Instead, Rudd, Wong and Garrett devoted some of their time to creating a mess in the RET market and, as a result, orderly development of wind power is well and truly lagging while new, Coalition State governments are buying rural popularity by imposing more strict conditions on wind sites, creating differing standards along the east coast.
As the Bureau of Resources & Energy Economics modelling demonstrates, the “clean energy future” postulated by the Gillard government requires the generation mix in 2035 – a quarter century from now – to include about 49,000 gigawatt hours annually of wind farm output, 12 times today’s supply from this source.

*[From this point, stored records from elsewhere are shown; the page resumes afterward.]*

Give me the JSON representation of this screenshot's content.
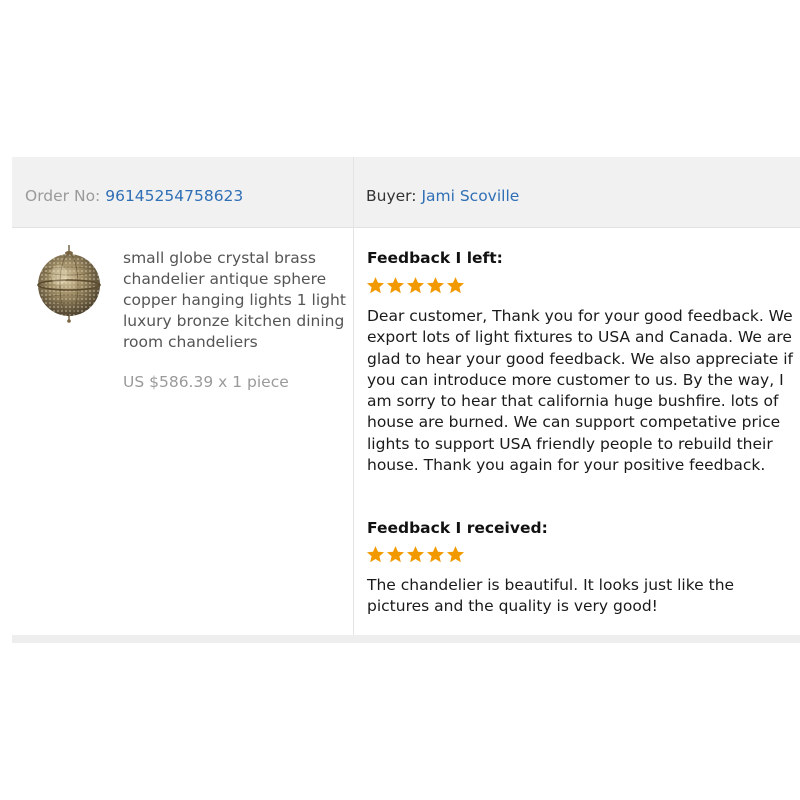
{
  "order": {
    "order_label": "Order No:",
    "order_number": "96145254758623",
    "buyer_label": "Buyer:",
    "buyer_name": "Jami Scoville"
  },
  "product": {
    "title": "small globe crystal brass chandelier antique sphere copper hanging lights 1 light luxury bronze kitchen dining room chandeliers",
    "price": "US $586.39 x 1 piece",
    "image_icon": "globe-chandelier-image"
  },
  "feedback_left": {
    "heading": "Feedback I left:",
    "rating": 5,
    "max_rating": 5,
    "text": "Dear customer, Thank you for your good feedback. We export lots of light fixtures to USA and Canada. We are glad to hear your good feedback. We also appreciate if you can introduce more customer to us. By the way, I am sorry to hear that california huge bushfire. lots of house are burned. We can support competative price lights to support USA friendly people to rebuild their house. Thank you again for your positive feedback."
  },
  "feedback_received": {
    "heading": "Feedback I received:",
    "rating": 5,
    "max_rating": 5,
    "text": "The chandelier is beautiful. It looks just like the pictures and the quality is very good!"
  },
  "colors": {
    "link": "#2f6fb5",
    "star": "#f29900",
    "header_bg": "#f1f1f1",
    "muted_text": "#9a9a9a"
  }
}
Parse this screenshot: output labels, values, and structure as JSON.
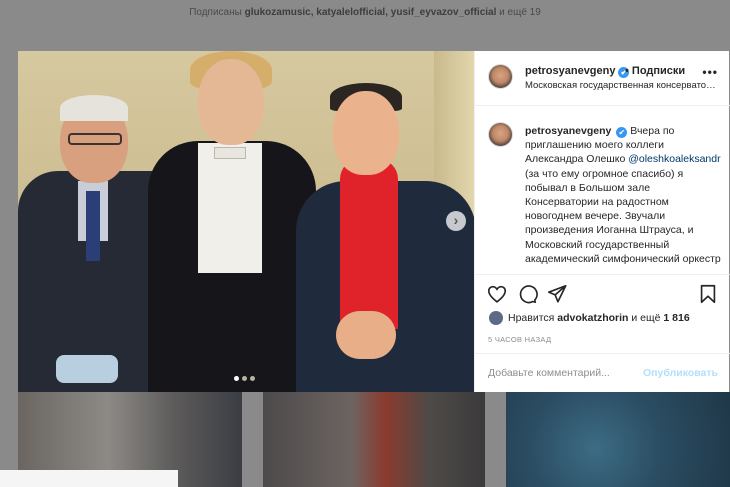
{
  "background": {
    "followers_prefix": "Подписаны",
    "followers_names": "glukozamusic, katyalelofficial, yusif_eyvazov_official",
    "followers_suffix": "и ещё 19"
  },
  "post": {
    "username": "petrosyanevgeny",
    "verified_mark": "✔",
    "follow_label": "• Подписки",
    "location": "Московская государственная консерватория",
    "more_label": "•••",
    "carousel": {
      "next_label": "›",
      "slides": 3,
      "active_slide": 1
    }
  },
  "caption": {
    "user": "petrosyanevgeny",
    "text_before": "Вчера по приглашению моего коллеги Александра Олешко",
    "mention": "@oleshkoaleksandr",
    "text_after": "(за что ему огромное спасибо) я побывал в Большом зале Консерватории на радостном новогоднем вечере. Звучали произведения Иоганна Штрауса, и Московский государственный академический симфонический оркестр"
  },
  "actions": {
    "icons": [
      "heart-icon",
      "comment-icon",
      "share-icon",
      "bookmark-icon"
    ],
    "likes_prefix": "Нравится",
    "likes_user": "advokatzhorin",
    "likes_suffix": "и ещё",
    "likes_count": "1 816",
    "time": "5 ЧАСОВ НАЗАД"
  },
  "comment": {
    "placeholder": "Добавьте комментарий...",
    "publish_label": "Опубликовать"
  }
}
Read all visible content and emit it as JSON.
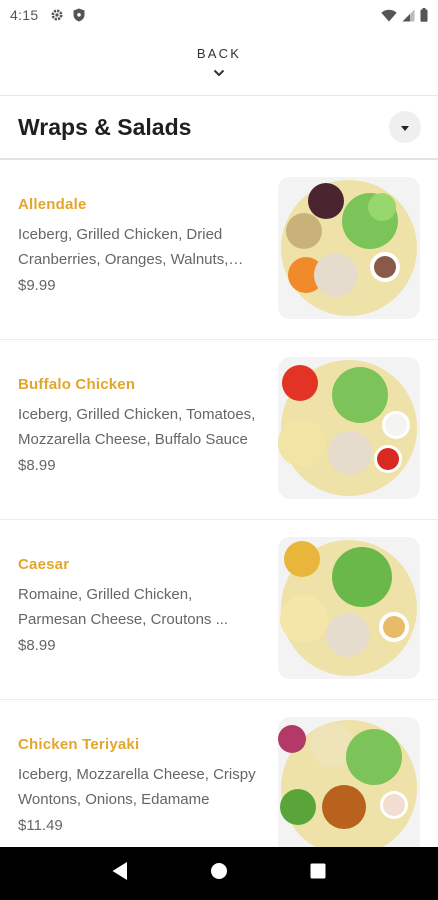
{
  "status": {
    "time": "4:15",
    "icons": [
      "gear-icon",
      "shield-icon",
      "wifi-icon",
      "signal-icon",
      "battery-icon"
    ]
  },
  "back": {
    "label": "BACK",
    "icon": "chevron-down-icon"
  },
  "category": {
    "title": "Wraps & Salads",
    "dropdown_icon": "caret-down-icon"
  },
  "colors": {
    "accent": "#e3a62c",
    "text_muted": "#666666"
  },
  "items": [
    {
      "name": "Allendale",
      "description": "Iceberg, Grilled Chicken, Dried Cranberries, Oranges, Walnuts, Feta Cheese",
      "price": "$9.99"
    },
    {
      "name": "Buffalo Chicken",
      "description": "Iceberg, Grilled Chicken, Tomatoes, Mozzarella Cheese, Buffalo Sauce",
      "price": "$8.99"
    },
    {
      "name": "Caesar",
      "description": "Romaine, Grilled Chicken, Parmesan Cheese, Croutons ...",
      "price": "$8.99"
    },
    {
      "name": "Chicken Teriyaki",
      "description": "Iceberg, Mozzarella Cheese, Crispy Wontons, Onions, Edamame",
      "price": "$11.49"
    }
  ],
  "nav": {
    "icons": [
      "back-triangle-icon",
      "home-circle-icon",
      "recents-square-icon"
    ]
  }
}
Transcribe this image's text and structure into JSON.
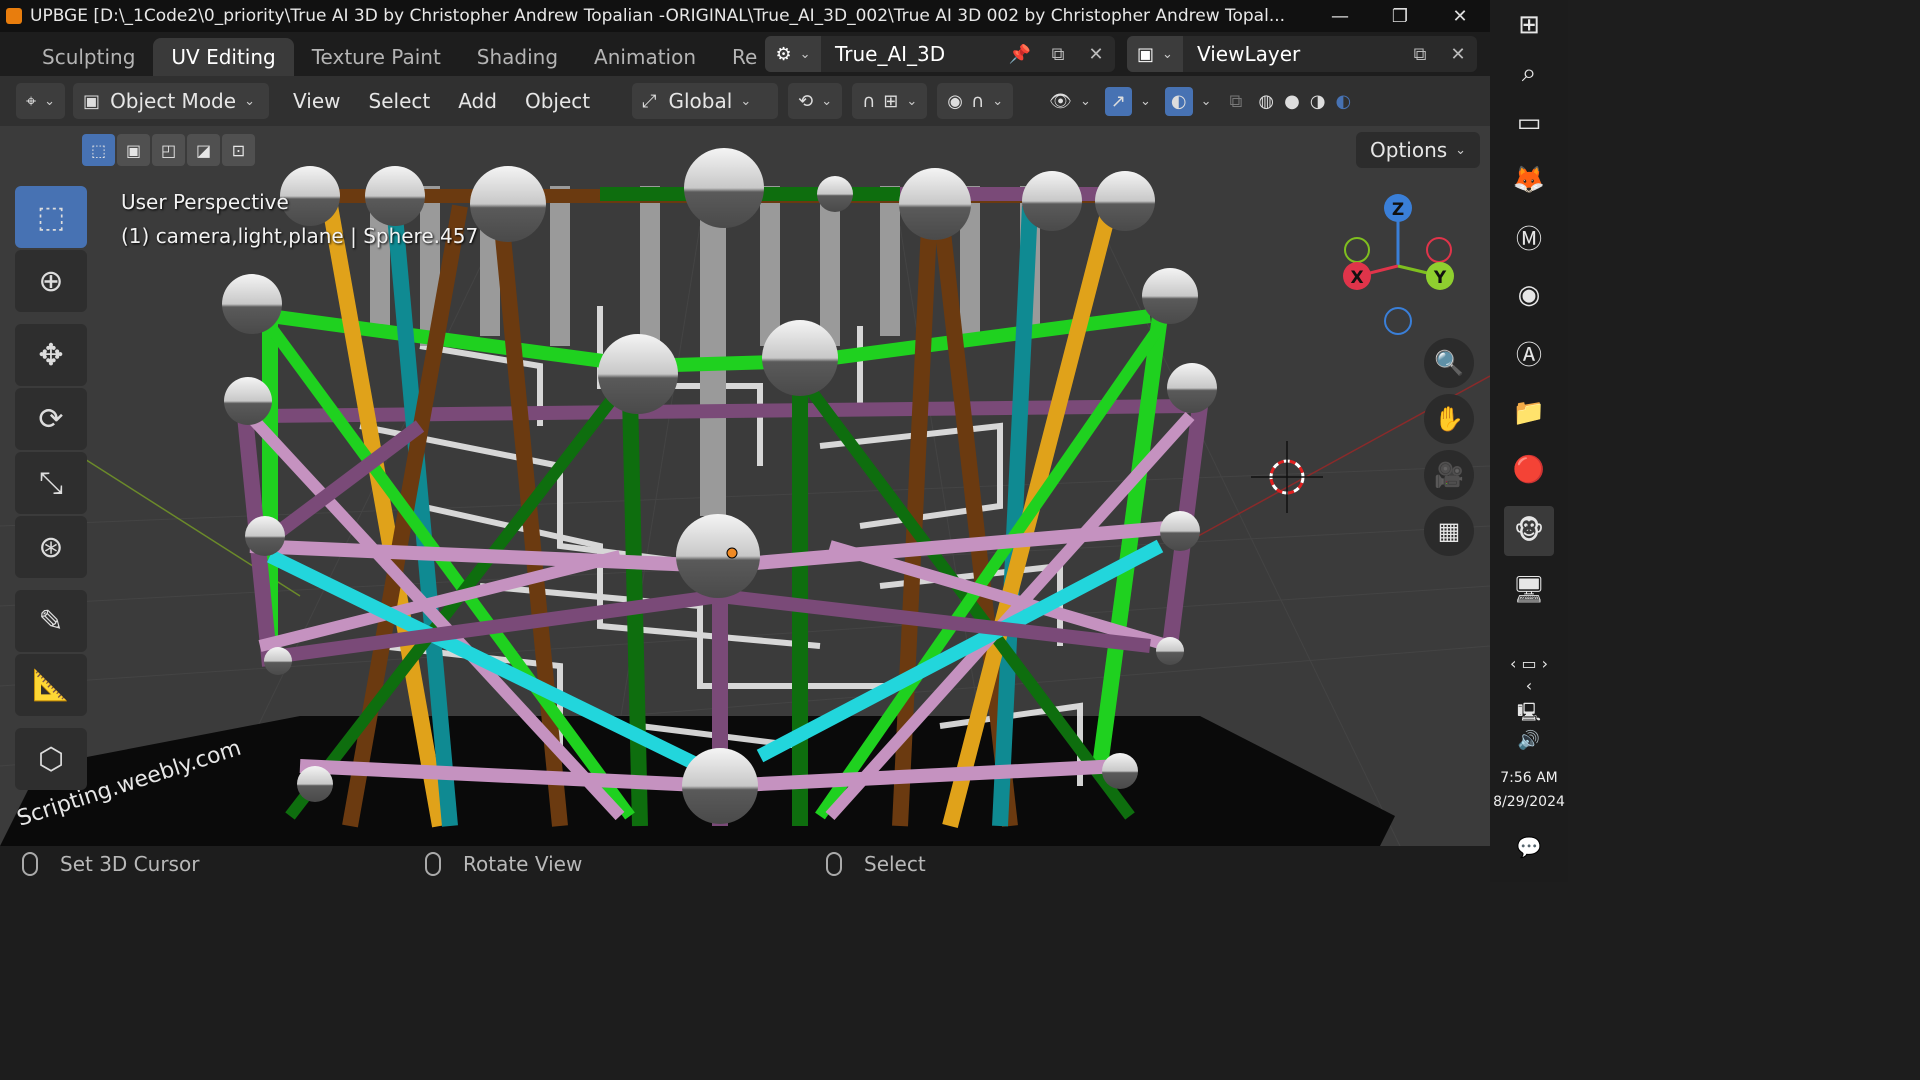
{
  "window": {
    "title": "UPBGE [D:\\_1Code2\\0_priority\\True AI 3D by Christopher Andrew Topalian -ORIGINAL\\True_AI_3D_002\\True AI 3D 002 by Christopher Andrew Topal..."
  },
  "workspace_tabs": [
    "Sculpting",
    "UV Editing",
    "Texture Paint",
    "Shading",
    "Animation",
    "Re"
  ],
  "active_tab": "UV Editing",
  "scene": {
    "name": "True_AI_3D"
  },
  "view_layer": {
    "name": "ViewLayer"
  },
  "header": {
    "mode": "Object Mode",
    "menus": [
      "View",
      "Select",
      "Add",
      "Object"
    ],
    "transform_orientation": "Global"
  },
  "viewport": {
    "options_label": "Options",
    "perspective_label": "User Perspective",
    "object_label": "(1) camera,light,plane | Sphere.457",
    "gizmo": {
      "z": "Z",
      "x": "X",
      "y": "Y"
    },
    "floor_text": "Scripting.weebly.com"
  },
  "colors": {
    "accent": "#4772b3",
    "beam_green": "#1fd11f",
    "beam_darkgreen": "#0e6e0e",
    "beam_brown": "#6b3a10",
    "beam_orange": "#e0a21a",
    "beam_teal": "#0f8a92",
    "beam_cyan": "#22d6dc",
    "beam_pink": "#c592c0",
    "beam_purple": "#7a4a78"
  },
  "toolbar_tools": [
    {
      "name": "select-box-tool",
      "icon": "select-box-icon"
    },
    {
      "name": "cursor-tool",
      "icon": "cursor-icon"
    },
    {
      "name": "move-tool",
      "icon": "move-icon"
    },
    {
      "name": "rotate-tool",
      "icon": "rotate-icon"
    },
    {
      "name": "scale-tool",
      "icon": "scale-icon"
    },
    {
      "name": "transform-tool",
      "icon": "transform-icon"
    },
    {
      "name": "annotate-tool",
      "icon": "annotate-icon"
    },
    {
      "name": "measure-tool",
      "icon": "measure-icon"
    },
    {
      "name": "add-cube-tool",
      "icon": "add-cube-icon"
    }
  ],
  "status_bar": {
    "left": "Set 3D Cursor",
    "middle": "Rotate View",
    "right": "Select"
  },
  "taskbar": {
    "time": "7:56 AM",
    "date": "8/29/2024"
  }
}
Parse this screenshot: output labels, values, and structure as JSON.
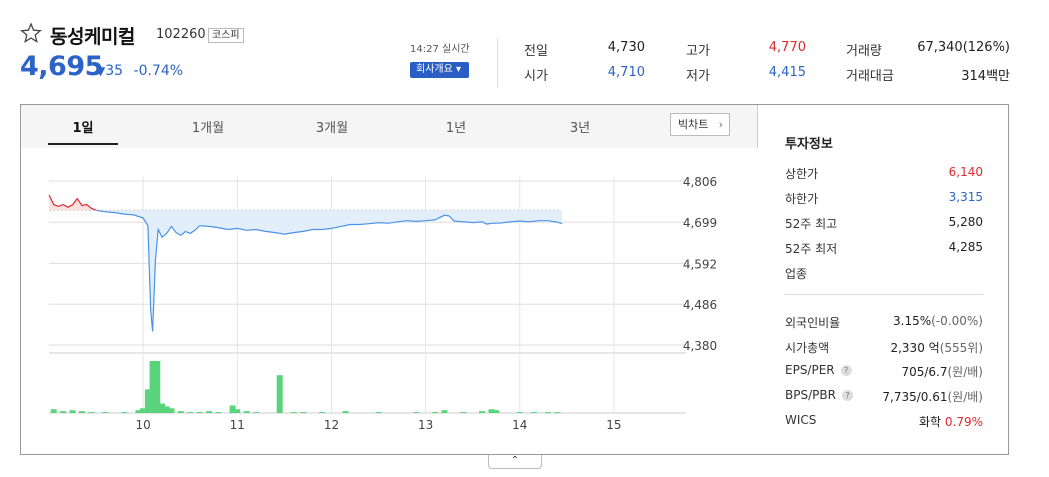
{
  "header": {
    "name": "동성케미컬",
    "code": "102260",
    "market": "코스피",
    "price": "4,695",
    "change_symbol": "▼",
    "change": "35",
    "change_pct": "-0.74%",
    "realtime": "14:27 실시간",
    "overview_btn": "회사개요 ▾"
  },
  "quotes": {
    "prev_label": "전일",
    "prev": "4,730",
    "high_label": "고가",
    "high": "4,770",
    "volume_label": "거래량",
    "volume": "67,340(126%)",
    "open_label": "시가",
    "open": "4,710",
    "low_label": "저가",
    "low": "4,415",
    "amount_label": "거래대금",
    "amount": "314백만"
  },
  "colors": {
    "up": "#e0282e",
    "down": "#2c63c6",
    "volume": "#5ad47c",
    "line": "#4b93e6"
  },
  "tabs": [
    "1일",
    "1개월",
    "3개월",
    "1년",
    "3년"
  ],
  "bigchart": "빅차트",
  "chart_data": {
    "type": "line",
    "y_ticks": [
      "4,806",
      "4,699",
      "4,592",
      "4,486",
      "4,380"
    ],
    "ylim": [
      4380,
      4806
    ],
    "prev_close": 4730,
    "x_ticks": [
      "10",
      "11",
      "12",
      "13",
      "14",
      "15"
    ],
    "x_hours": [
      10,
      11,
      12,
      13,
      14,
      15
    ],
    "time_range": [
      9.0,
      15.5
    ],
    "series": [
      {
        "values": [
          [
            9.0,
            4770
          ],
          [
            9.05,
            4745
          ],
          [
            9.1,
            4740
          ],
          [
            9.15,
            4745
          ],
          [
            9.2,
            4738
          ],
          [
            9.25,
            4744
          ],
          [
            9.3,
            4760
          ],
          [
            9.35,
            4742
          ],
          [
            9.4,
            4745
          ],
          [
            9.45,
            4735
          ],
          [
            9.5,
            4730
          ],
          [
            9.6,
            4726
          ],
          [
            9.7,
            4724
          ],
          [
            9.8,
            4720
          ],
          [
            9.9,
            4718
          ],
          [
            10.0,
            4710
          ],
          [
            10.05,
            4690
          ],
          [
            10.08,
            4470
          ],
          [
            10.1,
            4415
          ],
          [
            10.13,
            4600
          ],
          [
            10.16,
            4680
          ],
          [
            10.2,
            4660
          ],
          [
            10.25,
            4670
          ],
          [
            10.3,
            4688
          ],
          [
            10.35,
            4672
          ],
          [
            10.4,
            4665
          ],
          [
            10.45,
            4675
          ],
          [
            10.5,
            4670
          ],
          [
            10.55,
            4678
          ],
          [
            10.6,
            4690
          ],
          [
            10.7,
            4688
          ],
          [
            10.8,
            4685
          ],
          [
            10.9,
            4680
          ],
          [
            11.0,
            4683
          ],
          [
            11.1,
            4678
          ],
          [
            11.2,
            4680
          ],
          [
            11.3,
            4675
          ],
          [
            11.4,
            4672
          ],
          [
            11.5,
            4668
          ],
          [
            11.6,
            4672
          ],
          [
            11.7,
            4675
          ],
          [
            11.8,
            4680
          ],
          [
            11.9,
            4680
          ],
          [
            12.0,
            4683
          ],
          [
            12.1,
            4688
          ],
          [
            12.2,
            4693
          ],
          [
            12.3,
            4693
          ],
          [
            12.4,
            4695
          ],
          [
            12.5,
            4698
          ],
          [
            12.6,
            4696
          ],
          [
            12.7,
            4700
          ],
          [
            12.8,
            4703
          ],
          [
            12.9,
            4701
          ],
          [
            13.0,
            4703
          ],
          [
            13.1,
            4705
          ],
          [
            13.15,
            4711
          ],
          [
            13.2,
            4717
          ],
          [
            13.25,
            4715
          ],
          [
            13.3,
            4702
          ],
          [
            13.4,
            4700
          ],
          [
            13.5,
            4698
          ],
          [
            13.6,
            4700
          ],
          [
            13.65,
            4694
          ],
          [
            13.7,
            4696
          ],
          [
            13.8,
            4697
          ],
          [
            13.9,
            4700
          ],
          [
            14.0,
            4702
          ],
          [
            14.1,
            4700
          ],
          [
            14.2,
            4703
          ],
          [
            14.3,
            4703
          ],
          [
            14.4,
            4699
          ],
          [
            14.45,
            4695
          ]
        ]
      }
    ],
    "volume": [
      [
        9.05,
        4
      ],
      [
        9.15,
        2
      ],
      [
        9.25,
        3
      ],
      [
        9.35,
        2
      ],
      [
        9.45,
        1
      ],
      [
        9.6,
        1
      ],
      [
        9.8,
        1
      ],
      [
        9.95,
        3
      ],
      [
        10.0,
        5
      ],
      [
        10.05,
        25
      ],
      [
        10.1,
        55
      ],
      [
        10.15,
        55
      ],
      [
        10.2,
        10
      ],
      [
        10.25,
        7
      ],
      [
        10.3,
        5
      ],
      [
        10.4,
        2
      ],
      [
        10.5,
        1
      ],
      [
        10.6,
        1
      ],
      [
        10.7,
        2
      ],
      [
        10.8,
        1
      ],
      [
        10.95,
        8
      ],
      [
        11.0,
        4
      ],
      [
        11.1,
        2
      ],
      [
        11.2,
        1
      ],
      [
        11.45,
        40
      ],
      [
        11.6,
        1
      ],
      [
        11.7,
        1
      ],
      [
        11.9,
        1
      ],
      [
        12.15,
        2
      ],
      [
        12.5,
        1
      ],
      [
        12.9,
        1
      ],
      [
        13.1,
        1
      ],
      [
        13.2,
        3
      ],
      [
        13.4,
        1
      ],
      [
        13.6,
        2
      ],
      [
        13.7,
        4
      ],
      [
        13.75,
        3
      ],
      [
        14.0,
        1
      ],
      [
        14.15,
        1
      ],
      [
        14.3,
        1
      ],
      [
        14.4,
        1
      ]
    ]
  },
  "info": {
    "title": "투자정보",
    "upper_label": "상한가",
    "upper": "6,140",
    "lower_label": "하한가",
    "lower": "3,315",
    "high52_label": "52주 최고",
    "high52": "5,280",
    "low52_label": "52주 최저",
    "low52": "4,285",
    "sector_label": "업종",
    "foreign_label": "외국인비율",
    "foreign": "3.15%",
    "foreign_sub": "(-0.00%)",
    "cap_label": "시가총액",
    "cap": "2,330 억",
    "cap_sub": "(555위)",
    "eps_label": "EPS/PER",
    "eps": "705/6.7",
    "eps_sub": "(원/배)",
    "bps_label": "BPS/PBR",
    "bps": "7,735/0.61",
    "bps_sub": "(원/배)",
    "wics_label": "WICS",
    "wics": "화학",
    "wics_pct": "0.79%"
  },
  "collapse": "⌃"
}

Getting to this point will require a substantial capital outlay on wind – perhaps $50 billion, although such calculations are fraught with difficulty because one cannot know the input costs over such a period of time.
The energy white paper also foresees some $26 billion being spent on transmission out to 2030 and a fair bit of this will be needed to connect remotely-sited renewable energy (mostly wind farms) to the main grid.
Meanwhile, the biggest single investment in renewables to serve the east coast market isn’t to happen inside Australia at all and its costs are not included in official calculations.
This is the Purari River hydro-electric project in Papua New Guinea, to be linked to Australia by undersea transmission cables, a project by Origin Energy for which there is no official capex estimate, but which analysts claim will cost at least $10 billion.
Origin Energy managing director Grant King was recently in the media arguing that the Purari River development could be the catalyst for a new manufacturing hub in northern Queensland.
Nuclear power proponents – of an approach that is anathema to the Greens and not likely to be taken on board the sinking ship that is the Gillard government – will look at all this and argue that the biggest single zero-emission step Australia could take over 25 years is to embrace the latest in reactor technology.
The federal government’s official view is that we should drive on with renewable energy and only consider nuclear if this falters.
The government’s view also, as modelled for Treasury in the “clean energy future” scenarios, is that the largest source of new electricity technology beyond 2035 will be coal power and gas power with carbon capture and storage, but it has banned support for CCS by the Clean Energy Finance Corporation under pressure from the Greens.
Go figure, as they say.
My Latin teacher, when I was a pimply schoolboy 55 years ago, used to make me write out “Quem deus vult perdere, dementat prius” over and over again on the blackboard as punishment for (not infrequent) misbehaviour.
It translates as “Those whom the gods wish to destroy, they first make mad.”
(By the way, average household electricity demand in Australia in 1955 was just two megawatt hours a year.
(By 1970 this had doubled and it has virtually doubled again now. To which, one can add that the number of households with air-conditioning has risen from 23 per cent in the 1970s to 72 per cent now, with half of us running two or more units, and continues to rise.
(As well, since the 1970s, manufacturing’s requirement for electricity and that of the commercial and public services sector have each risen more than three-fold.
(Much of the network system serving this demand was constructed 30 years ago and longer. Hence the current networks capex outlays.
(They are not a “subsidy” for fossil fuelled generators.
(They are the cost of the requirements we place on an essential service – one for which the vast majority of users have security, reliability and price as their highest concerns.)